We asked compositors at MPC Film, Mr. X and Mill Film – all with varying experiences and backgrounds – to share their best career tips for anyone wishing to work in compositing in visual effects.
Get creative with problem solving
Daisy Bonar, compositing artist at MPC Film, says: "The best skill for a good compositor to have is to know the ins and outs of the functions and tools in Nuke. We are artists, and Nuke is our paint, canvas, and brushes. Get creative with your problem solving. Sometimes things just don't work the way you expect them to within your script, and you have to improvise, and come up with completely different ways to get to the end goal. Ask the people around you what they would do, try new things, and always have the finished piece of art visualised in your head to work towards.
Study the great masters in personCharles Angus Taylor, compositing department manager at Mr.X, says: "If there is one thing that’s very important, it is a sound creative eye. Technical skills can be taught and learned, but without the aesthetic sensibilities to direct them, they are useless. The fundamental question a creative eye answers is: what looks good? Ultimately, the secret to a successful process is iteration. Iteration is a feedback loop of repeated applications of the process and is critical because it naturally converges on an optimal solution. With a sound creative eye, every iteration will bring you closer to producing beautiful images which please your supervisor and the client. So, how to develop a creative eye? Study the masters. Rembrandt is my favourite artist, and perhaps the greatest of all time. His mastery of composition, light, shadow, and emotion is without peer. If you can, study the great masters in person. Beyond studying past greatness, get out there and create outside of VFX. Draw, paint, write music, take photographs. Be critical of your work, but kind to yourself." Educate your eyes
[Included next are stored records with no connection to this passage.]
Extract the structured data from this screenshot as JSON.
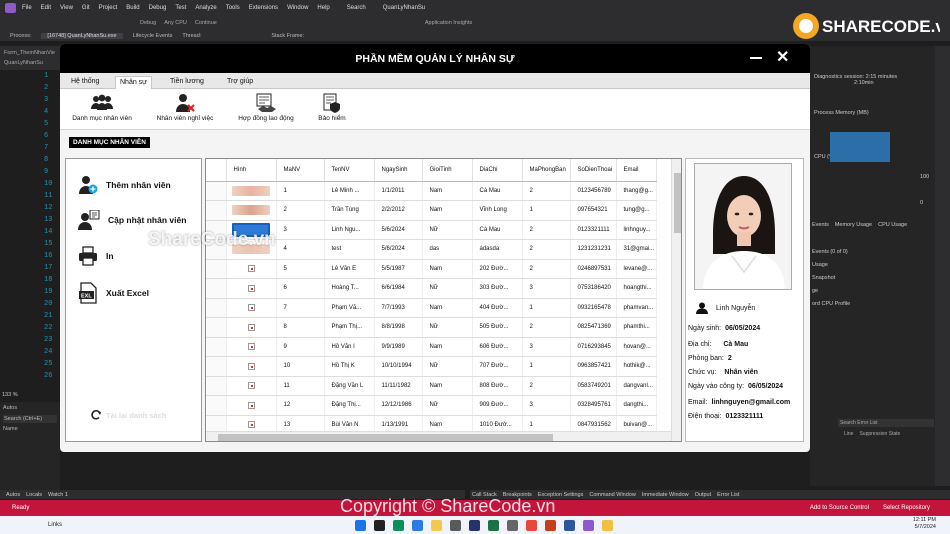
{
  "vs": {
    "menu": [
      "File",
      "Edit",
      "View",
      "Git",
      "Project",
      "Build",
      "Debug",
      "Test",
      "Analyze",
      "Tools",
      "Extensions",
      "Window",
      "Help"
    ],
    "search": "Search",
    "solution": "QuanLyNhanSu",
    "toolbar": [
      "Debug",
      "Any CPU",
      "Continue",
      "Application Insights"
    ],
    "process_label": "Process:",
    "process_value": "[16748] QuanLyNhanSu.exe",
    "lifecycle": "Lifecycle Events",
    "thread": "Thread:",
    "stack_frame": "Stack Frame:",
    "doc_tab": "Form_ThemNhanVie",
    "doc_tab2": "QuanLyNhanSu",
    "line_numbers": [
      "1",
      "2",
      "3",
      "4",
      "5",
      "6",
      "7",
      "8",
      "9",
      "10",
      "11",
      "12",
      "13",
      "14",
      "15",
      "16",
      "17",
      "18",
      "19",
      "20",
      "21",
      "22",
      "23",
      "24",
      "25",
      "26"
    ],
    "zoom": "133 %",
    "autos_title": "Autos",
    "autos_search": "Search (Ctrl+E)",
    "autos_col": "Name",
    "bottom_tabs_left": [
      "Autos",
      "Locals",
      "Watch 1"
    ],
    "bottom_tabs_right": [
      "Call Stack",
      "Breakpoints",
      "Exception Settings",
      "Command Window",
      "Immediate Window",
      "Output",
      "Error List"
    ],
    "diag_session": "Diagnostics session: 2:15 minutes",
    "diag_time": "2:10min",
    "diag_memory": "Process Memory (MB)",
    "diag_cpu": "CPU (% of all processors)",
    "diag_val_100": "100",
    "diag_val_0": "0",
    "diag_tabs": [
      "Events",
      "Memory Usage",
      "CPU Usage"
    ],
    "diag_items": [
      "Events (0 of 0)",
      "Usage",
      "Snapshot",
      "ge",
      "ord CPU Profile"
    ],
    "error_search": "Search Error List",
    "error_cols": [
      "Line",
      "Suppression State"
    ],
    "status_ready": "Ready",
    "status_add_source": "Add to Source Control",
    "status_repo": "Select Repository",
    "status_links": "Links",
    "clock_time": "12:11 PM",
    "clock_date": "5/7/2024",
    "watermark": "Copyright © ShareCode.vn",
    "logo_text": "SHARECODE.vn"
  },
  "app": {
    "title": "PHẦN MỀM QUẢN LÝ NHÂN SỰ",
    "tabs": [
      "Hệ thống",
      "Nhân sự",
      "Tiền lương",
      "Trợ giúp"
    ],
    "active_tab": "Nhân sự",
    "ribbon": [
      "Danh mục nhân viên",
      "Nhân viên nghỉ việc",
      "Hợp đồng lao động",
      "Bảo hiểm"
    ],
    "section": "DANH MỤC NHÂN VIÊN",
    "watermark": "ShareCode.vn",
    "left_buttons": [
      "Thêm nhân viên",
      "Cập nhật nhân viên",
      "In",
      "Xuất Excel"
    ],
    "reload": "Tải lại danh sách",
    "columns": [
      "Hình",
      "MaNV",
      "TenNV",
      "NgaySinh",
      "GioiTinh",
      "DiaChi",
      "MaPhongBan",
      "SoDienThoai",
      "Email"
    ],
    "rows": [
      [
        "photo",
        "1",
        "Lê Minh ...",
        "1/1/2011",
        "Nam",
        "Cà Mau",
        "2",
        "0123456789",
        "thang@g..."
      ],
      [
        "photo",
        "2",
        "Trần Tùng",
        "2/2/2012",
        "Nam",
        "Vĩnh Long",
        "1",
        "097654321",
        "tung@g..."
      ],
      [
        "photo-sel",
        "3",
        "Linh Ngu...",
        "5/6/2024",
        "Nữ",
        "Cà Mau",
        "2",
        "0123321111",
        "linhnguy..."
      ],
      [
        "photo",
        "4",
        "test",
        "5/6/2024",
        "das",
        "ádasda",
        "2",
        "1231231231",
        "31@gmai..."
      ],
      [
        "broken",
        "5",
        "Lê Văn E",
        "5/5/1987",
        "Nam",
        "202 Đườ...",
        "2",
        "0246897531",
        "levane@..."
      ],
      [
        "broken",
        "6",
        "Hoàng T...",
        "6/6/1984",
        "Nữ",
        "303 Đườ...",
        "3",
        "0753186420",
        "hoangthi..."
      ],
      [
        "broken",
        "7",
        "Phạm Vă...",
        "7/7/1993",
        "Nam",
        "404 Đườ...",
        "1",
        "0932165478",
        "phamvan..."
      ],
      [
        "broken",
        "8",
        "Phạm Thị...",
        "8/8/1998",
        "Nữ",
        "505 Đườ...",
        "2",
        "0825471369",
        "phamthi..."
      ],
      [
        "broken",
        "9",
        "Hồ Văn I",
        "9/9/1989",
        "Nam",
        "606 Đườ...",
        "3",
        "0716293845",
        "hovan@..."
      ],
      [
        "broken",
        "10",
        "Hồ Thị K",
        "10/10/1994",
        "Nữ",
        "707 Đườ...",
        "1",
        "0963857421",
        "hothik@..."
      ],
      [
        "broken",
        "11",
        "Đặng Văn L",
        "11/11/1982",
        "Nam",
        "808 Đườ...",
        "2",
        "0583749201",
        "dangvanl..."
      ],
      [
        "broken",
        "12",
        "Đặng Thị...",
        "12/12/1986",
        "Nữ",
        "909 Đườ...",
        "3",
        "0328495761",
        "dangthi..."
      ],
      [
        "broken",
        "13",
        "Bùi Văn N",
        "1/13/1991",
        "Nam",
        "1010 Đườ...",
        "1",
        "0847931562",
        "buivan@..."
      ]
    ],
    "detail": {
      "name": "Linh Nguyễn",
      "dob_label": "Ngày sinh:",
      "dob": "06/05/2024",
      "address_label": "Địa chỉ:",
      "address": "Cà Mau",
      "dept_label": "Phòng ban:",
      "dept": "2",
      "role_label": "Chức vụ:",
      "role": "Nhân viên",
      "start_label": "Ngày vào công ty:",
      "start": "06/05/2024",
      "email_label": "Email:",
      "email": "linhnguyen@gmail.com",
      "phone_label": "Điện thoại:",
      "phone": "0123321111"
    }
  }
}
Luddnel Magne, 2D compositing supervisor at Mill Film, says: "The compositor role is to merge/blend different materials (live plate, DMP, CG) to create one final image, totally reliable and close to the reality. To become a good compositor, you need to educate your eyes and create a vision and analyse to match any material based on color, contrast and sharpness. This is my golden trio! Everybody can learn how to use the software, but technique without a good eye doesn’t make a good compositor."Balance art and sciencePerrine Michel, compositing senior artist at Mr. X, says: "Some advice from my mentor when I started at DUBOI: 'A good compositor is someone who has a good eye, a good brain, and first and foremost, a good heart.' Which I have personally translated into having a good eye, having good techniques, being virtuous and having a certain common sense to balance art and science according to the situation." Challenge yourself for something different
Xenia Pirojenko, compositing key artist at Mill Film, says: "Compositing is all about making the final image as realistic as possible using CG, 2D manipulations and very often your own resourcefulness and creativity! Achieving this always requires a well-balanced mix of technical skills within the software and having a good eye for details and composition. Always look at what senior artists are doing, study their image to find what makes it look more realistic, try to recreate the same look by yourself and don't be scared to ask for advice and help. And remember that when things seem to be too easy and simple, you need to challenge yourself for something different and more complicated. You will only learn by trying things that are hard and seem impossible."
Seek the solution your leads and supervisors suggest
Susanna Josef, compositing key artist at MPC Film, says: "A good eye for details is probably the most common advice you'll hear to be a good compositor. In my experience, I wish someone would have given me a little tip added to that, which is the courage to ask questions and seek the solution your leads and supervisors suggest. This industry is rapidly developing, there are always new tools and techniques, and it's easy to get lost in this knowledge. However, it's always straightforward and time-saving to ask what your supervisor prefers as solution to be able to finish your task properly while of course being able to offer other solutions yourself to showcase your knowledge, too."
Have a combination of creative and technical skillsRalph Reinle, compositing lead at Mr. X, says: "A good compositor should possess a combination of creative and technical skills. It's essential to have a good eye for detail and problem-solving skills. A background on photography and arts is of advantage." – thefocus.com